structures to be placed in their respective

placement locations, making them ill-

suited for IoT applications.

Flexible hybrid electronics (FHE)

offers an enabling technology to provide

the low-cost, wirelessly connected and

ubiquitous objects IoT needs for mass

adoption. Whether in the industrial,

medical or consumer space, the needs and

requirements are very similar. A simple

way to think of the attributes needed for

FHE is “peel and stick electronics.”

FHE combines the well-established

printed electronics technology with the

processing power of standard silicon

dev ice s. The low cos t of a dd it ive

manufact uring with the high-power

density of silicon-based transistors vs. all

printed manufacturing approaches takes

the best of both worlds.

Instead of packaged ICs, the FHE

approach uses direct bare die attach vs.

attaching a traditionally-packaged IC

leading to smaller footprint and lower

cost while maintaining reliability through

system-level encapsulation. To achieve

conformal bending, flexing, and in some

applications, stretching of FHE, the die

attach process uses ultra-thin die, as

well as solderless interconnect materials

and processes. Wafer thi nn i ng and

dicing of ultra-thin wafers utilizes the

technology advances and manufacturing

experience created for the 2.5D and 3D

heterogeneous integration approach.

S t a t e - o f - t he - a r t f o r f l e x i b l e


The current state-of-the-art for flexible

elect ronics is based on copper f lex

substrates. This is based on a polyimide

core substrate and coated with a copper

layer.
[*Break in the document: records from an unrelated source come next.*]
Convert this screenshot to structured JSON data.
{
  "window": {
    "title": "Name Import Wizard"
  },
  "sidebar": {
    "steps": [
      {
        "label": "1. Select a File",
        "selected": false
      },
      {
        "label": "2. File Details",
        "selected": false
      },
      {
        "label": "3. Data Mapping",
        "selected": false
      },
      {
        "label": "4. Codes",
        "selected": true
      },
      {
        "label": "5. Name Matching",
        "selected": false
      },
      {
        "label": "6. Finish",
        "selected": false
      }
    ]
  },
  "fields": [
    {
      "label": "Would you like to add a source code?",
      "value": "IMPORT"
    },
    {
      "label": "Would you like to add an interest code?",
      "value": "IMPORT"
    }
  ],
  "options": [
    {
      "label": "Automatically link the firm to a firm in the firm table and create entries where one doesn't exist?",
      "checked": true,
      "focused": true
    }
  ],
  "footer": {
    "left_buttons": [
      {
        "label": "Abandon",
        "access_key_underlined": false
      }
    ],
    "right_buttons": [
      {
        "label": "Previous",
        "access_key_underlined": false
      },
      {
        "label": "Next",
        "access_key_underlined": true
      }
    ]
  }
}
The copper conductive layer is

patterned using standard photolithography

and etching of the copper layer. A well-

established and characterized process,

but due to its subtractive nature, an

expensive, and in many cases too costly

for widespread adoption of IoT objects.

The range of materials and process

options for FHE is typically chosen

depending on the application and use

requirements. For example, while some

FHE systems may be disposable after a

short period of time (e.g., smart medical

patches are typically disposable with

expected use periods of up to 24 hours),

there are applications in the industrial

and asset monitoring space with an

expected lifetime of several years. System

encapsulation processes and materials

are adapted to the specific use case, and

manufacturing materials and processes

are adapted as well.

The main elements of an FHE system

as shown in

Figure 1

are as follows:

Sub s t r a t e s and pr i nt i ng .


proce s si ng st a r t s wit h a subst r at e

(t ypically PET unless temperat u res

higher than 120ºC are required) and adds

the conductive traces and dielectric layers

using various print methods. Through-

substrate vias (TSVs) are created with

laser drilling and filled or lined with the

silver inks typically used for printing

FHE conductors. Typical subst rate

thicknesses are in the range of 50-200µm.

For higher temperature applications

poly imide ha s been est abl ished a s

the FHE substrate of choice. Flexible

glass (for temperatures up to 600°C) or

f lexible substrate (for temperatures up

to 1000°C) are available along with the

corresponding high-temperature inks for

printing. Stretchable applications or in-

mold FHE are most commonly based on

thermoformed polyurethane (TPU). Some

unique materials offer flexibility and can

define stretchable and non-stretchable

areas within the same substrate. Area

def i n it ion for st retchable and non-

stretchable applications is typically done

using UV/lithography processes.

Print options.

The most common

print options include screen printing,

inkjet, gravure offset, aerosol jet and

microvalve dispense. The various print

options are combined with ink curing

systems that can be thermal, ultraviolet

( UV ) o r pho t on ic - ba s e d i n e it he r

atmospheric or inert environments. The

most common inks used for an FHE

system are silver-based inks—either in

the form of thick-film polymer inks, or

the newly developed category of silver

nano inks. In addition, copper inks are

moving closer to market release and will

offer a material option with which the

packaging and assembly space is very


Figure 1:

Cross section of a basic FHE system.